[Items from an interface collection]
# # # # #

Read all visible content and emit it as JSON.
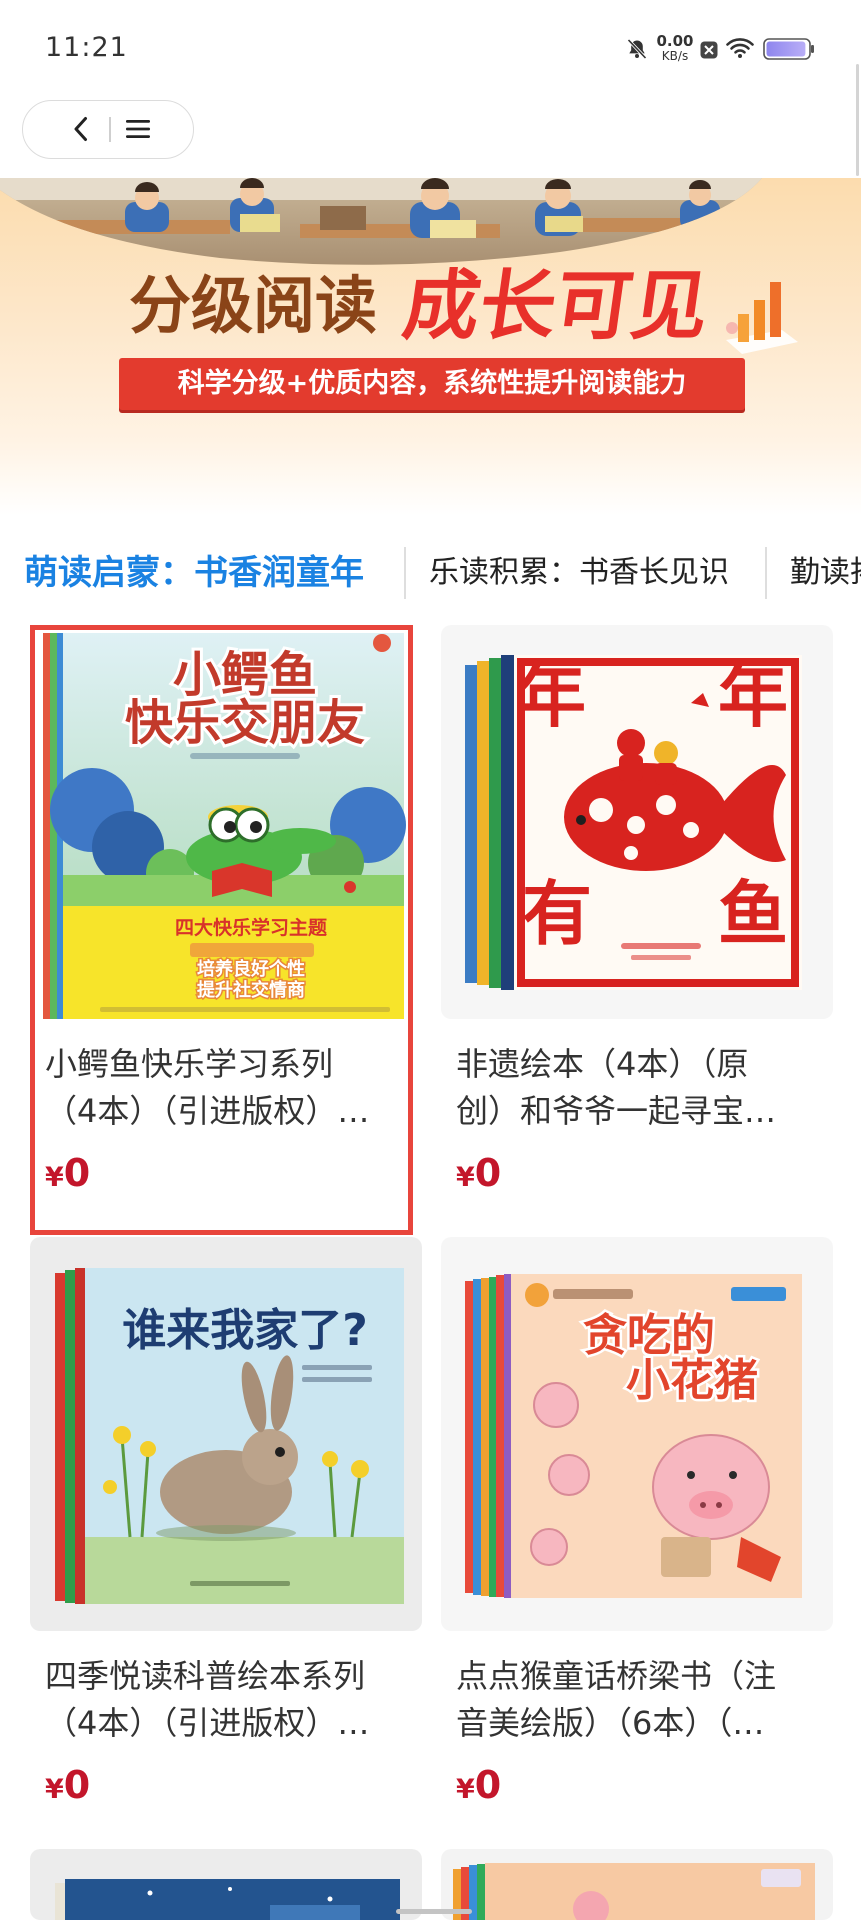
{
  "status_bar": {
    "time": "11:21",
    "net_speed": "0.00",
    "net_speed_unit": "KB/s",
    "icons": [
      "mute-bell-icon",
      "close-box-icon",
      "wifi-icon",
      "battery-icon"
    ],
    "battery_level": 0.95
  },
  "nav": {
    "back_icon": "chevron-left-icon",
    "menu_icon": "menu-icon"
  },
  "banner": {
    "title_left": "分级阅读",
    "title_right": "成长可见",
    "subtitle": "科学分级+优质内容，系统性提升阅读能力",
    "colors": {
      "title_left": "#8a4418",
      "title_right": "#e8302a",
      "strip": "#e33b2e"
    }
  },
  "tabs": [
    {
      "label": "萌读启蒙：书香润童年",
      "active": true
    },
    {
      "label": "乐读积累：书香长见识",
      "active": false
    },
    {
      "label": "勤读拓",
      "active": false
    }
  ],
  "colors": {
    "active_tab": "#1a82e2",
    "price": "#c3162b",
    "selection_outline": "#e8453c"
  },
  "products": [
    {
      "title_lines": [
        "小鳄鱼快乐学习系列",
        "（4本）（引进版权）…"
      ],
      "currency": "¥",
      "price": "0",
      "selected": true,
      "cover": {
        "title_lines": [
          "小鳄鱼",
          "快乐交朋友"
        ],
        "band_lines": [
          "四大快乐学习主题",
          "培养良好个性",
          "提升社交情商"
        ]
      }
    },
    {
      "title_lines": [
        "非遗绘本（4本）（原",
        "创）和爷爷一起寻宝…"
      ],
      "currency": "¥",
      "price": "0",
      "selected": false,
      "cover": {
        "characters": [
          "年",
          "年",
          "有",
          "鱼"
        ]
      }
    },
    {
      "title_lines": [
        "四季悦读科普绘本系列",
        "（4本）（引进版权）…"
      ],
      "currency": "¥",
      "price": "0",
      "selected": false,
      "cover": {
        "title": "谁来我家了?"
      }
    },
    {
      "title_lines": [
        "点点猴童话桥梁书（注",
        "音美绘版）（6本）（…"
      ],
      "currency": "¥",
      "price": "0",
      "selected": false,
      "cover": {
        "title_lines": [
          "贪吃的",
          "小花猪"
        ]
      }
    }
  ]
}
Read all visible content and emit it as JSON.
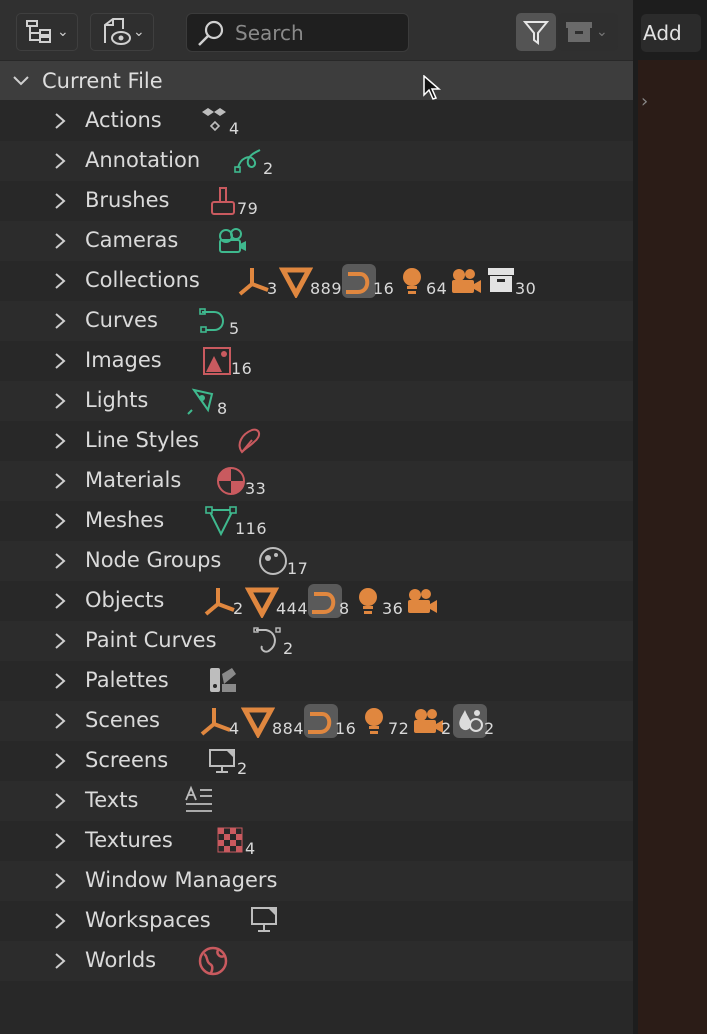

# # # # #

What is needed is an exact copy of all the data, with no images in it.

**SOLUTION FOR THIS EXERCISE:**
Read all visible content and emit it as JSON.
{
  "status_bar": {
    "time": "11:21",
    "net_speed": "0.00",
    "net_speed_unit": "KB/s",
    "icons": [
      "mute-bell-icon",
      "close-box-icon",
      "wifi-icon",
      "battery-icon"
    ],
    "battery_level": 0.95
  },
  "nav": {
    "back_icon": "chevron-left-icon",
    "menu_icon": "menu-icon"
  },
  "banner": {
    "title_left": "分级阅读",
    "title_right": "成长可见",
    "subtitle": "科学分级+优质内容，系统性提升阅读能力",
    "colors": {
      "title_left": "#8a4418",
      "title_right": "#e8302a",
      "strip": "#e33b2e"
    }
  },
  "tabs": [
    {
      "label": "萌读启蒙：书香润童年",
      "active": true
    },
    {
      "label": "乐读积累：书香长见识",
      "active": false
    },
    {
      "label": "勤读拓",
      "active": false
    }
  ],
  "colors": {
    "active_tab": "#1a82e2",
    "price": "#c3162b",
    "selection_outline": "#e8453c"
  },
  "products": [
    {
      "title_lines": [
        "小鳄鱼快乐学习系列",
        "（4本）（引进版权）…"
      ],
      "currency": "¥",
      "price": "0",
      "selected": true,
      "cover": {
        "title_lines": [
          "小鳄鱼",
          "快乐交朋友"
        ],
        "band_lines": [
          "四大快乐学习主题",
          "培养良好个性",
          "提升社交情商"
        ]
      }
    },
    {
      "title_lines": [
        "非遗绘本（4本）（原",
        "创）和爷爷一起寻宝…"
      ],
      "currency": "¥",
      "price": "0",
      "selected": false,
      "cover": {
        "characters": [
          "年",
          "年",
          "有",
          "鱼"
        ]
      }
    },
    {
      "title_lines": [
        "四季悦读科普绘本系列",
        "（4本）（引进版权）…"
      ],
      "currency": "¥",
      "price": "0",
      "selected": false,
      "cover": {
        "title": "谁来我家了?"
      }
    },
    {
      "title_lines": [
        "点点猴童话桥梁书（注",
        "音美绘版）（6本）（…"
      ],
      "currency": "¥",
      "price": "0",
      "selected": false,
      "cover": {
        "title_lines": [
          "贪吃的",
          "小花猪"
        ]
      }
    }
  ]
}
Read all visible content and emit it as JSON.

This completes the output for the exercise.